> TASK OBJECTIVE:
Produce a perfect copy of the listing, matching each line.

> INFORMATION SHOWN:

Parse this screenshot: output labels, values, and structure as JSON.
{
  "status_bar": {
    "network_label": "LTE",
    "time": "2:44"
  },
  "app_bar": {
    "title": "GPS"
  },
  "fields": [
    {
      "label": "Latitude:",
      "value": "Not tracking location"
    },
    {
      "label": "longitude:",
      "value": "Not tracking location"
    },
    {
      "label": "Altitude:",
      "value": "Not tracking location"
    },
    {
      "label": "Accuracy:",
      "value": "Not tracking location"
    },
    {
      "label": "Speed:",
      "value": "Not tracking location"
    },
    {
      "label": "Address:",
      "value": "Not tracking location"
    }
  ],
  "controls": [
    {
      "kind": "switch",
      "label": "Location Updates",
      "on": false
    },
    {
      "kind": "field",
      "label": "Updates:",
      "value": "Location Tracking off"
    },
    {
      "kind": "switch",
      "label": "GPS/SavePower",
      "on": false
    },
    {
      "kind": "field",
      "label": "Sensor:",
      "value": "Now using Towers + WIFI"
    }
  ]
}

> SOLUTION TO THIS PROBLEM:
Parse this screenshot: output labels, values, and structure as JSON.
{
  "status_bar": {
    "network_label": "LTE",
    "time": "2:44"
  },
  "app_bar": {
    "title": "GPS"
  },
  "fields": [
    {
      "label": "Latitude:",
      "value": "Not tracking location"
    },
    {
      "label": "longitude:",
      "value": "Not tracking location"
    },
    {
      "label": "Altitude:",
      "value": "Not tracking location"
    },
    {
      "label": "Accuracy:",
      "value": "Not tracking location"
    },
    {
      "label": "Speed:",
      "value": "Not tracking location"
    },
    {
      "label": "Address:",
      "value": "Not tracking location"
    }
  ],
  "controls": [
    {
      "kind": "switch",
      "label": "Location Updates",
      "on": false
    },
    {
      "kind": "field",
      "label": "Updates:",
      "value": "Location Tracking off"
    },
    {
      "kind": "switch",
      "label": "GPS/SavePower",
      "on": false
    },
    {
      "kind": "field",
      "label": "Sensor:",
      "value": "Now using Towers + WIFI"
    }
  ]
}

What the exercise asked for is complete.